### Task item
Word for word, the listing below should be printed again.

### Exercise material
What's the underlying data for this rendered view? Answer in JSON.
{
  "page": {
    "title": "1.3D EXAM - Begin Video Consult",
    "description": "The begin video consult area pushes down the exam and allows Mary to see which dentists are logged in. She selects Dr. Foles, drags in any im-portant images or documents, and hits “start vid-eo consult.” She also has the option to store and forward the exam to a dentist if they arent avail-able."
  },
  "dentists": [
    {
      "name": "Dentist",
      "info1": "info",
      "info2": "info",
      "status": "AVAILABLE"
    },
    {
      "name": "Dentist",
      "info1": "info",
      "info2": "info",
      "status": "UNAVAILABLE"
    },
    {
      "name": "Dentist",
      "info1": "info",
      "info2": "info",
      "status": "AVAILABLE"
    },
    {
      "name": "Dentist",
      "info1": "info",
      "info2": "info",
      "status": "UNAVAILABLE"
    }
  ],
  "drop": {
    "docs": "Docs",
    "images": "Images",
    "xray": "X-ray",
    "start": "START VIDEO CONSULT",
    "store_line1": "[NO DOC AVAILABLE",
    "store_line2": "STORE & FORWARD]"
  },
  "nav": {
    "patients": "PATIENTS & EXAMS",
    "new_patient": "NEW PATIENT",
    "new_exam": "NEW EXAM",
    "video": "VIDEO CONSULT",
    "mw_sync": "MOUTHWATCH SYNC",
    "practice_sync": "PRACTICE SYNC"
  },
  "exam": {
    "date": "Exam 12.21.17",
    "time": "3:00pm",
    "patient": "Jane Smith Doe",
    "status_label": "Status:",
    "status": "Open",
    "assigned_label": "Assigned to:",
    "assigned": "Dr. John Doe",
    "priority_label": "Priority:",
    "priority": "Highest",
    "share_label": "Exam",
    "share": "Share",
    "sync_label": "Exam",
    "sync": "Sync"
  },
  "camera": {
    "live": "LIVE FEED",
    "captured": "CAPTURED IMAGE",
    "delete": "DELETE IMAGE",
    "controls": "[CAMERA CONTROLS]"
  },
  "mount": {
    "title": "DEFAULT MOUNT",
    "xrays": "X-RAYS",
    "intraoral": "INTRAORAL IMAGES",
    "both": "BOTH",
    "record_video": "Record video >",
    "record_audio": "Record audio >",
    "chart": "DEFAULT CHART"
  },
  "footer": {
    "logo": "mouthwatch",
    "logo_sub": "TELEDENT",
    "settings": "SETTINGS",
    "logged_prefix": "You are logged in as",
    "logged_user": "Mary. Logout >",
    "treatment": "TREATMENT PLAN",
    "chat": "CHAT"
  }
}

### Response to this task
What's the underlying data for this rendered view? Answer in JSON.
{
  "page": {
    "title": "1.3D EXAM - Begin Video Consult",
    "description": "The begin video consult area pushes down the exam and allows Mary to see which dentists are logged in. She selects Dr. Foles, drags in any im-portant images or documents, and hits “start vid-eo consult.” She also has the option to store and forward the exam to a dentist if they arent avail-able."
  },
  "dentists": [
    {
      "name": "Dentist",
      "info1": "info",
      "info2": "info",
      "status": "AVAILABLE"
    },
    {
      "name": "Dentist",
      "info1": "info",
      "info2": "info",
      "status": "UNAVAILABLE"
    },
    {
      "name": "Dentist",
      "info1": "info",
      "info2": "info",
      "status": "AVAILABLE"
    },
    {
      "name": "Dentist",
      "info1": "info",
      "info2": "info",
      "status": "UNAVAILABLE"
    }
  ],
  "drop": {
    "docs": "Docs",
    "images": "Images",
    "xray": "X-ray",
    "start": "START VIDEO CONSULT",
    "store_line1": "[NO DOC AVAILABLE",
    "store_line2": "STORE & FORWARD]"
  },
  "nav": {
    "patients": "PATIENTS & EXAMS",
    "new_patient": "NEW PATIENT",
    "new_exam": "NEW EXAM",
    "video": "VIDEO CONSULT",
    "mw_sync": "MOUTHWATCH SYNC",
    "practice_sync": "PRACTICE SYNC"
  },
  "exam": {
    "date": "Exam 12.21.17",
    "time": "3:00pm",
    "patient": "Jane Smith Doe",
    "status_label": "Status:",
    "status": "Open",
    "assigned_label": "Assigned to:",
    "assigned": "Dr. John Doe",
    "priority_label": "Priority:",
    "priority": "Highest",
    "share_label": "Exam",
    "share": "Share",
    "sync_label": "Exam",
    "sync": "Sync"
  },
  "camera": {
    "live": "LIVE FEED",
    "captured": "CAPTURED IMAGE",
    "delete": "DELETE IMAGE",
    "controls": "[CAMERA CONTROLS]"
  },
  "mount": {
    "title": "DEFAULT MOUNT",
    "xrays": "X-RAYS",
    "intraoral": "INTRAORAL IMAGES",
    "both": "BOTH",
    "record_video": "Record video >",
    "record_audio": "Record audio >",
    "chart": "DEFAULT CHART"
  },
  "footer": {
    "logo": "mouthwatch",
    "logo_sub": "TELEDENT",
    "settings": "SETTINGS",
    "logged_prefix": "You are logged in as",
    "logged_user": "Mary. Logout >",
    "treatment": "TREATMENT PLAN",
    "chat": "CHAT"
  }
}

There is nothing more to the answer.